Schrage has been flying the survey long enough to see the trees grow. Newly disturbed forest areas, whether created by wildfire or logging, create excellent moose habitat, because the animals browse on the regenerating saplings. He noted moose numbers in some locations have declined as the forest aged. One place he has seen this occur is the Pine Mountain and Lima Mountain area along the Gunflint Trail.
On the flip side, during the past decade large wildfires in and near the BWCAW are now providing excellent moose habitat. Biologists are flying some annual survey plots within the burns just to monitor the response of moose. Currently, some of the highest moose densities are in the vicinity of burns. This suggests that habitat improvements could lead to more moose in the northeast.
“Certainly, there are other issues related to moose,” Schrage said, “But we’ve got to have habitat.”
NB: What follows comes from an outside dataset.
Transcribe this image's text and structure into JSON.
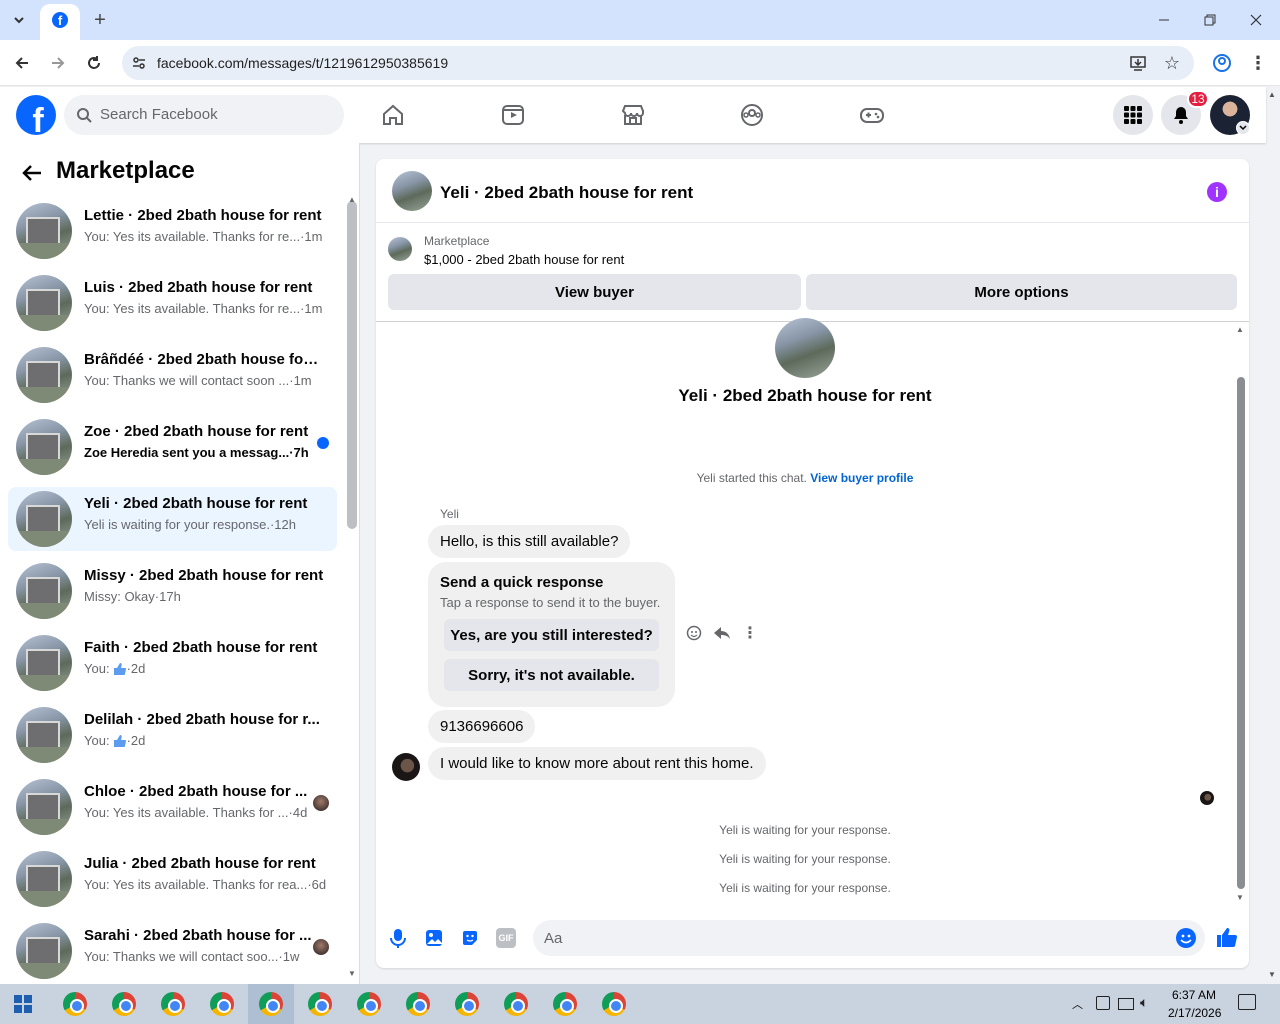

Less quality habitat, simply an older forest, means the northeast can support fewer moose than it once did. He said the country north of Isabella, once prime for moose, now contains many maturing pine plantations. The conifers may provide cover, but little in the way of food for moose. Significantly less logging is occurring in the northeast than there was 20 or more years ago, especially on Superior National Forest lands. There is also a greater emphasis on planting pines in harvested areas, rather than managing for naturally regenerating aspen/birch forests. Both of these factors are working against moose habitat. Due to land management strategies and a reduced demand for forest products, opportunities to improve moose habitat appear to be limited for the foreseeable future.
A man who loved moose
It was a surprise to learn last week of the passing of Larry Schanno of Finland, where he owned Our Place Restaurant, a popular hangout for snowmobilers, off-roaders, hunters, anglers and just everyone who enjoys the backcountry of Lake County. The restaurant contains a collection of moose antlers Larry found, some of which are carved with scenes. He was a serious shed antler hunter long before the activity became popular.
In recent years, he became better known for his kindness to the residents of the Silver Bay Veterans Home. He had great respect for anyone who, like his own father, served in the military. Once a week, he treated Veterans Home residents to a free lunch at the restaurant. Nearby, he owned land where he built a wheelchair-accessible pond and stocked it with trout. During the summer, the men from the Veterans Home went fishing there. Some even hunted deer on the property.
Larry was a reader of this column and he wasn’t shy about saying that he didn’t always agree with what he read here. But more importantly, he was a guy with whom you could agree to disagree. He knew a lot about moose and wolves and the woods. I always enjoyed my conversations with him. And I’ll miss having more of them.